**ACTION ITEM:** Using the records below, count the lines with "Żebrowski" in them. Give the number only.

**DATA:**
╭──

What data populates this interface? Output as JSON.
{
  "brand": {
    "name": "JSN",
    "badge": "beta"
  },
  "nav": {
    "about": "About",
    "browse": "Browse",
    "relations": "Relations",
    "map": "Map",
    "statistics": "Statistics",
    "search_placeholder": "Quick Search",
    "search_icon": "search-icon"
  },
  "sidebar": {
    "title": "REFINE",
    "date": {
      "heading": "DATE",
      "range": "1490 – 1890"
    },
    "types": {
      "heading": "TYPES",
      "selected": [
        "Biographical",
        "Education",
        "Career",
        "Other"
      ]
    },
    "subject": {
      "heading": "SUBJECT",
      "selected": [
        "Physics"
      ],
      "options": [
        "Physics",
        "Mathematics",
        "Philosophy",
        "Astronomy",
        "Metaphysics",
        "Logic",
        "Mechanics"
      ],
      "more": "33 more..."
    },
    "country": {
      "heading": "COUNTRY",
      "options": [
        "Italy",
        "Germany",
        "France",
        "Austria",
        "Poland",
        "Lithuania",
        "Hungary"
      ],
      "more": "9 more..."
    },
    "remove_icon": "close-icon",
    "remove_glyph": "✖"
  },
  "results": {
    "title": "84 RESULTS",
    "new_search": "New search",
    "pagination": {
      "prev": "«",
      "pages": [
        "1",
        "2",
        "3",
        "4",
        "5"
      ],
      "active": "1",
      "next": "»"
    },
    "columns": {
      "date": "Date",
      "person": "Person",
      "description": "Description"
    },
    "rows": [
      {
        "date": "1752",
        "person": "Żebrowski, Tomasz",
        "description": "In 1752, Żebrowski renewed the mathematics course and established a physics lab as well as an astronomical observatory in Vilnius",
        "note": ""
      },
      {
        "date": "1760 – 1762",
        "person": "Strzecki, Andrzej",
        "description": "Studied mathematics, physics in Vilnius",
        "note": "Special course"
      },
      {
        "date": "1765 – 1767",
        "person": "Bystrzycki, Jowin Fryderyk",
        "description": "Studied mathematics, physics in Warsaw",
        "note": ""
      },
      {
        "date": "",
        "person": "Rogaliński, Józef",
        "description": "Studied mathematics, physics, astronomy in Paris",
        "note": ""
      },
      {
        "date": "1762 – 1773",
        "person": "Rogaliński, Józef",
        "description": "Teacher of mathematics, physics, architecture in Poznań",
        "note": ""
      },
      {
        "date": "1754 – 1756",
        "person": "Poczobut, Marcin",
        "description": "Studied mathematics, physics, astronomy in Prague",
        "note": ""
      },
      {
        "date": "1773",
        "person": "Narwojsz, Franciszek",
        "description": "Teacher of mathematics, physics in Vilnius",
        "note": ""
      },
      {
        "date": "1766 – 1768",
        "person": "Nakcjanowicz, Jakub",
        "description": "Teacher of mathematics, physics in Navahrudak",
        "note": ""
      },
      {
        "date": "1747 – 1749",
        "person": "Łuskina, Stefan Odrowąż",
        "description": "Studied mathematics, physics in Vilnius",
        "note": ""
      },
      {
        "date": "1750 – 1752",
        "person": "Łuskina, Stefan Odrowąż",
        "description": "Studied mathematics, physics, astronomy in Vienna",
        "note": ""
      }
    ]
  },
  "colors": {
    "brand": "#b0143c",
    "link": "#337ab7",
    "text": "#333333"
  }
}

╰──

**SOLUTION TO THE EXERCISE:** 2